  7. On the Application Settings remove the check box from Precompiled Header and check Empty
  8. Click Finish
  9. When the new project opens right click on Source Files
  10. Go to AddNew Item…
  11. When the wizard opens highlight C++ File (.cpp) and give it the name of main.cpp
  12. Click Add
  13. Enter the following in the main.cpp file

          #include <iostream>

           int main()


               return 0;


Place your code after the first curly brace and before the return 0; to get started. Happy coding.


Windows 7 and 8 shutdown batch file to save electricity

Sunday, November 2nd, 2014

Hi Everyone,

If you are like me you work on your computer or use it to play games in the evening to alleviate stress. However, once you are finished using the computer you forget to turn if off. Now, for many this does not seem to be a problem but consider other aspects of leaving a computer running.

  1. Someone could gain access to a laptop webcam and see that no one is home or spy on people in the room.
  2. If you accidentally get a virus the PC which can turn it into a zombie or join it to a botnet. So while you are away your PC is working in the background.
  3. Some people just never turn the PC or laptop off because he or she feels the power saving options are sufficient.
  4. The amount that all the electronic devices are costing you per month in your electric bill.

Let’s examine the fourth possibility because it happened to me. My average electric bill when my kids were at home was $125 per month. When they left for college the electric bill dropped to $95 per month. When I deployed the shutdown script on my PC the electric bill dropped to $69 per month. Saving over $50 a month (you could save more) on your electric bill seems like a pretty good idea to me.


Video for setting up LPD print services for Windows to share a printer on the network

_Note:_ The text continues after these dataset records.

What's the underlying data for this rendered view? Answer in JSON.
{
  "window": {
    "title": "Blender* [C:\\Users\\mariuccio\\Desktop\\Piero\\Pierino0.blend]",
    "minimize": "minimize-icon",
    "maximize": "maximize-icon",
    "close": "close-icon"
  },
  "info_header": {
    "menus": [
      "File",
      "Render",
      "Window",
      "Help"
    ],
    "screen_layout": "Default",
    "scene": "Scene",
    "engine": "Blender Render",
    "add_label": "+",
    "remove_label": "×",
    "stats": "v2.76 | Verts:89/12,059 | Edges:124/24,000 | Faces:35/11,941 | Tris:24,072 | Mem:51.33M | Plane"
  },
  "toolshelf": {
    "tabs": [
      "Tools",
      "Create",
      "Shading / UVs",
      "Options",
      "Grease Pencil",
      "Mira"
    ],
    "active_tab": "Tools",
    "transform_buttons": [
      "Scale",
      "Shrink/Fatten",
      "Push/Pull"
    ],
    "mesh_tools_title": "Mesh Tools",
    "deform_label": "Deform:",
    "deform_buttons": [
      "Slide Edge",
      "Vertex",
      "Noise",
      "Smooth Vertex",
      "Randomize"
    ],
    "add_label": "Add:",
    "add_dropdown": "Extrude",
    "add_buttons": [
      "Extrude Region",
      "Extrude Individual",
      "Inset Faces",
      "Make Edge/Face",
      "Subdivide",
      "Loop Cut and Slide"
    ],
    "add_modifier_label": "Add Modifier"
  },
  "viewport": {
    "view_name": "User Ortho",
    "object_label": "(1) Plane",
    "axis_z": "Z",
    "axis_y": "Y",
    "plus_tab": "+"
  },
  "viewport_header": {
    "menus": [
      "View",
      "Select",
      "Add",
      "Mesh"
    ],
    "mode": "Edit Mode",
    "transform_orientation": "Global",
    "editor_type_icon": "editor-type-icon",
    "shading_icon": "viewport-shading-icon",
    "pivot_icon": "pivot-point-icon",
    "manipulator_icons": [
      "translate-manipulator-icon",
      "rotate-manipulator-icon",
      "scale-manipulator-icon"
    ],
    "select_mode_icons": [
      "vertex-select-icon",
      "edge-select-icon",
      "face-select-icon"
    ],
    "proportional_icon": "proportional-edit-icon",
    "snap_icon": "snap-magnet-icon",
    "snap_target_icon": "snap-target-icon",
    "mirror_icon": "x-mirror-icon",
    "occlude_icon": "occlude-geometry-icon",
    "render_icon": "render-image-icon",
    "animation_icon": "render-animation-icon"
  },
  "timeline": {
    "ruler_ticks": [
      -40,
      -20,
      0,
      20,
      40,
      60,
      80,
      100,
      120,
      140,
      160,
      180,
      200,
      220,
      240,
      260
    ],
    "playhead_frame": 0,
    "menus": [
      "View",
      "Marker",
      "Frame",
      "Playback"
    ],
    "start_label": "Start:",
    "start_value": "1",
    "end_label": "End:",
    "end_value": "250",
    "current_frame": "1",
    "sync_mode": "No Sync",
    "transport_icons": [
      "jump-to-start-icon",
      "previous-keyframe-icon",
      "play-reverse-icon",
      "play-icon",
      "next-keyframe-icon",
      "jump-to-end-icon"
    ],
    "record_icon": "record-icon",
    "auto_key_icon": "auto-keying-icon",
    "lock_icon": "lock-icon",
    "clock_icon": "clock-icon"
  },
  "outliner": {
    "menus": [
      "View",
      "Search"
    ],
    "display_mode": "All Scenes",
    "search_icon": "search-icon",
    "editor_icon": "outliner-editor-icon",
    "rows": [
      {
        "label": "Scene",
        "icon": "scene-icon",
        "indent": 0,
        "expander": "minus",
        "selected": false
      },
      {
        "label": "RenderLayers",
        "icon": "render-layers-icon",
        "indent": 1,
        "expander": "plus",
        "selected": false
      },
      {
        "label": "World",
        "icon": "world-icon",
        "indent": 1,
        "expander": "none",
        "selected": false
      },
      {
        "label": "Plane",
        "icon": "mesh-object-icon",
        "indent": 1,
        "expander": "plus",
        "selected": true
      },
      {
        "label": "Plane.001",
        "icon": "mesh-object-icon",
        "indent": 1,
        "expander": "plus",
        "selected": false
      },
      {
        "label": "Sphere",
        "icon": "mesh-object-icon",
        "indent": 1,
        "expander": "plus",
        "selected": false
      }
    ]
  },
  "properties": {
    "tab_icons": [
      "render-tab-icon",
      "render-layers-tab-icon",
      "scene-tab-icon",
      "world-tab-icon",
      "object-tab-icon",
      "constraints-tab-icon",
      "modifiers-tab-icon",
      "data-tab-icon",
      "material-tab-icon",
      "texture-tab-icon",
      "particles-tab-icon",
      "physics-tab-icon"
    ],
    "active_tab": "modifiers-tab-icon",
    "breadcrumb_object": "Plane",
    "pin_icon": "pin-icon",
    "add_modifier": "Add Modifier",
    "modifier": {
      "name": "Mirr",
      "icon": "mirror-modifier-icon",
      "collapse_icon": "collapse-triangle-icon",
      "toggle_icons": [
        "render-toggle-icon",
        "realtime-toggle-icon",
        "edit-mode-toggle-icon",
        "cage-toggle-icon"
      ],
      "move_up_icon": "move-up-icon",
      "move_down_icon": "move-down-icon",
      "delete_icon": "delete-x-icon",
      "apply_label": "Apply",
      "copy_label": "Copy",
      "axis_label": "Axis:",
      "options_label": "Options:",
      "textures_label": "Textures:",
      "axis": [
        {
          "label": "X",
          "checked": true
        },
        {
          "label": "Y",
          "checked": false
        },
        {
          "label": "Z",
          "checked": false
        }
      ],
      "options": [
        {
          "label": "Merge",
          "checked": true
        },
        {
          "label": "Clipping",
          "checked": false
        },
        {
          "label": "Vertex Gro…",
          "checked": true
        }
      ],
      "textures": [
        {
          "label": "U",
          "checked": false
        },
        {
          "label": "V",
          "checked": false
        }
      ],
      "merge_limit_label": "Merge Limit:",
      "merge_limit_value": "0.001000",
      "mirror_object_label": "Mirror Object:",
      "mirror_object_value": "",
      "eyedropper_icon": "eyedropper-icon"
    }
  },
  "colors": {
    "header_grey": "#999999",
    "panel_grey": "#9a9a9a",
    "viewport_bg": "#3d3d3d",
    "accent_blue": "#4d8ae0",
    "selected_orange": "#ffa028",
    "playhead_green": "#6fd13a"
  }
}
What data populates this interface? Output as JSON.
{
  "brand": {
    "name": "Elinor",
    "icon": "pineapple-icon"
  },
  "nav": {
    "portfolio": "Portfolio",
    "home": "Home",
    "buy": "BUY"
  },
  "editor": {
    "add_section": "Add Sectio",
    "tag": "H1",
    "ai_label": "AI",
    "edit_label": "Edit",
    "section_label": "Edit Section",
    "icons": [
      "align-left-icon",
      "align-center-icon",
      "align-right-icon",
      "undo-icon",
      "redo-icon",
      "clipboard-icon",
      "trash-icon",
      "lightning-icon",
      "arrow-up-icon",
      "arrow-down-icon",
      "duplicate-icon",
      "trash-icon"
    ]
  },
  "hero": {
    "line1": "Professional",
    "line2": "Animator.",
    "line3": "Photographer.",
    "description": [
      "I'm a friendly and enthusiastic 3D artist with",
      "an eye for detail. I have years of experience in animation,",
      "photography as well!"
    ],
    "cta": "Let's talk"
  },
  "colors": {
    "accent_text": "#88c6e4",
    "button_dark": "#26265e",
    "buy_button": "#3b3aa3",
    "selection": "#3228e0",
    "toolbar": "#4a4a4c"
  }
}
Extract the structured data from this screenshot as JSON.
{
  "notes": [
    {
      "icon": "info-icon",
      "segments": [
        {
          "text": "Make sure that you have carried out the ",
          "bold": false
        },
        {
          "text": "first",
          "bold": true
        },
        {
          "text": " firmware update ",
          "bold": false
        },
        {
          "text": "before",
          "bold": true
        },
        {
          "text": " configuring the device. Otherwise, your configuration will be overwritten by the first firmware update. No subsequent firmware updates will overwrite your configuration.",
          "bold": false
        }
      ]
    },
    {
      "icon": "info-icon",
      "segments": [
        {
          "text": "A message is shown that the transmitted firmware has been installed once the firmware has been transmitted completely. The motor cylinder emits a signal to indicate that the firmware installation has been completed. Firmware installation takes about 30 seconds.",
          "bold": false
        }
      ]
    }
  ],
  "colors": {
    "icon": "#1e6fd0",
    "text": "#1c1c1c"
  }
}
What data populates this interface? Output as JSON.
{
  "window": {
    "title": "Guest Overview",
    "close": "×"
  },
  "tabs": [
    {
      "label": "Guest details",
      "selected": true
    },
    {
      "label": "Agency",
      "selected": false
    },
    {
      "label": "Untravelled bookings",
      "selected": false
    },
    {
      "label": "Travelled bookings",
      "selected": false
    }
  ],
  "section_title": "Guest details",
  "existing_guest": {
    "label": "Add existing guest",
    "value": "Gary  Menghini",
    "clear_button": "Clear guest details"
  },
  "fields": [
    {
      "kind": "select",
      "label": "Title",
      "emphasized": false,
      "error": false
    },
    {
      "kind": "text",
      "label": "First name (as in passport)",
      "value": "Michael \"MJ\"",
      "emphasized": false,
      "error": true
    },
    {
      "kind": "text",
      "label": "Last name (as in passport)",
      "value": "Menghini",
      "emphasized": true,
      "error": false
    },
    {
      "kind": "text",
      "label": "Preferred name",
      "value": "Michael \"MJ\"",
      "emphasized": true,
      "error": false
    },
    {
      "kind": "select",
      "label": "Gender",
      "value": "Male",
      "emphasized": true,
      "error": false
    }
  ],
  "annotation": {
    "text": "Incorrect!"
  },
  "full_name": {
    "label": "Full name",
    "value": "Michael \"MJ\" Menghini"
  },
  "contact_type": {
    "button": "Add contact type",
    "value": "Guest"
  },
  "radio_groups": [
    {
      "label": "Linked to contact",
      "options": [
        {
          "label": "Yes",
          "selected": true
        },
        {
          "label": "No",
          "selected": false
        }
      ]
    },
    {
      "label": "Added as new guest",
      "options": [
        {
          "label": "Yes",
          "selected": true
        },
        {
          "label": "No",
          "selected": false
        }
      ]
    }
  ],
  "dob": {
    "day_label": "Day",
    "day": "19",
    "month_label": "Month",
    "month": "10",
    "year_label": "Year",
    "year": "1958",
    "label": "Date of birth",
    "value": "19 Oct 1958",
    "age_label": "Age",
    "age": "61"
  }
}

Saturday, November 1st, 2014

Here is a nice video showing how to set up LPD print services in Windows so you can share a non-networkable printer on the network.